▸ **About this exercise**:
Pictures excluded, return every entry exactly, please.
[[ Task material open ]]
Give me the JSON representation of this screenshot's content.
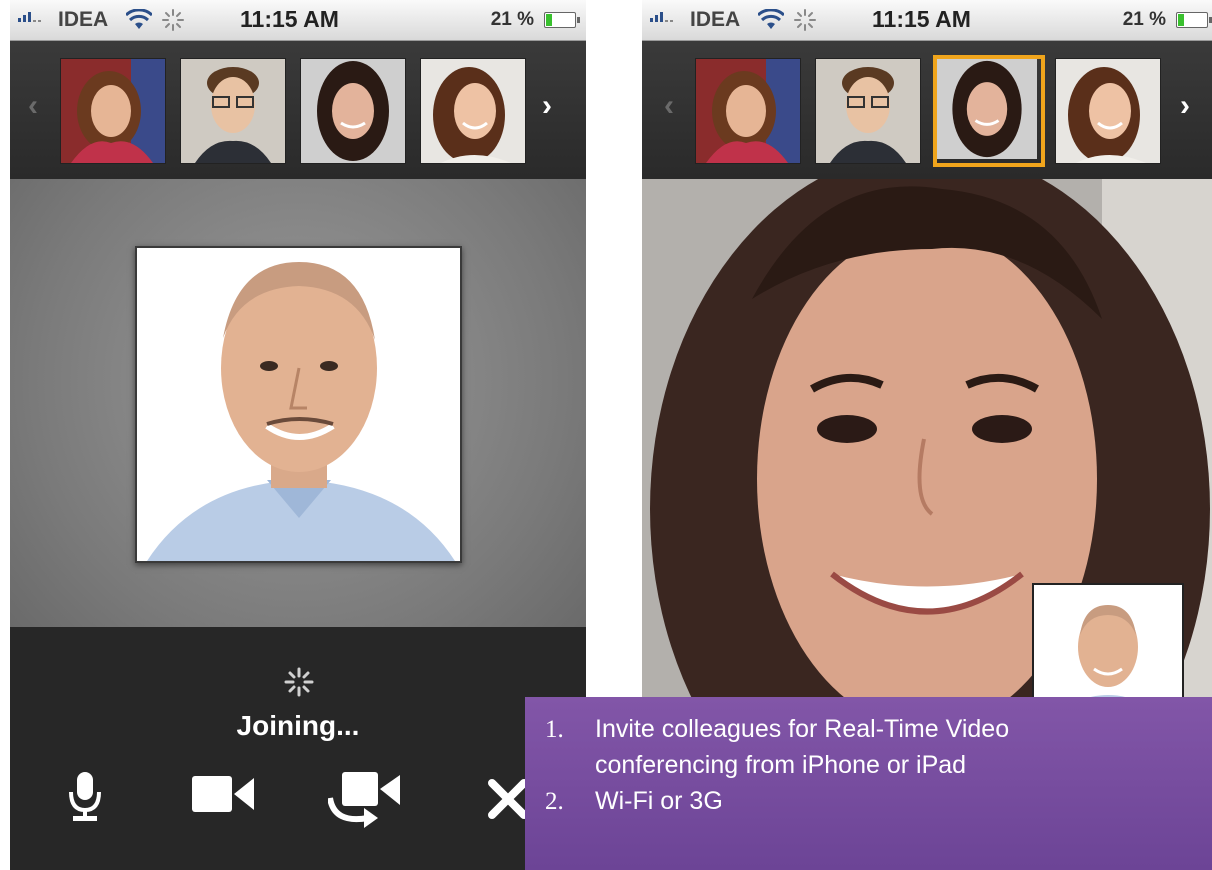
{
  "status_bar": {
    "carrier": "IDEA",
    "time": "11:15 AM",
    "battery": "21 %"
  },
  "participants": [
    {
      "name": "woman-scarf"
    },
    {
      "name": "man-glasses"
    },
    {
      "name": "woman-dark-hair"
    },
    {
      "name": "woman-smiling"
    }
  ],
  "left_screen": {
    "status_text": "Joining...",
    "controls": [
      "mic-icon",
      "video-camera-icon",
      "switch-camera-icon",
      "close-icon"
    ]
  },
  "right_screen": {
    "selected_participant_index": 2
  },
  "caption": {
    "items": [
      {
        "number": "1.",
        "text_line1": "Invite colleagues for Real-Time Video",
        "text_line2": "conferencing from iPhone or iPad"
      },
      {
        "number": "2.",
        "text_line1": "Wi-Fi or 3G"
      }
    ]
  },
  "colors": {
    "selected_border": "#f0a51c",
    "caption_bg": "#7a50a2"
  }
}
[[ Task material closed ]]
▸ **Expected answer**:
Give me the JSON representation of this screenshot's content.
{
  "status_bar": {
    "carrier": "IDEA",
    "time": "11:15 AM",
    "battery": "21 %"
  },
  "participants": [
    {
      "name": "woman-scarf"
    },
    {
      "name": "man-glasses"
    },
    {
      "name": "woman-dark-hair"
    },
    {
      "name": "woman-smiling"
    }
  ],
  "left_screen": {
    "status_text": "Joining...",
    "controls": [
      "mic-icon",
      "video-camera-icon",
      "switch-camera-icon",
      "close-icon"
    ]
  },
  "right_screen": {
    "selected_participant_index": 2
  },
  "caption": {
    "items": [
      {
        "number": "1.",
        "text_line1": "Invite colleagues for Real-Time Video",
        "text_line2": "conferencing from iPhone or iPad"
      },
      {
        "number": "2.",
        "text_line1": "Wi-Fi or 3G"
      }
    ]
  },
  "colors": {
    "selected_border": "#f0a51c",
    "caption_bg": "#7a50a2"
  }
}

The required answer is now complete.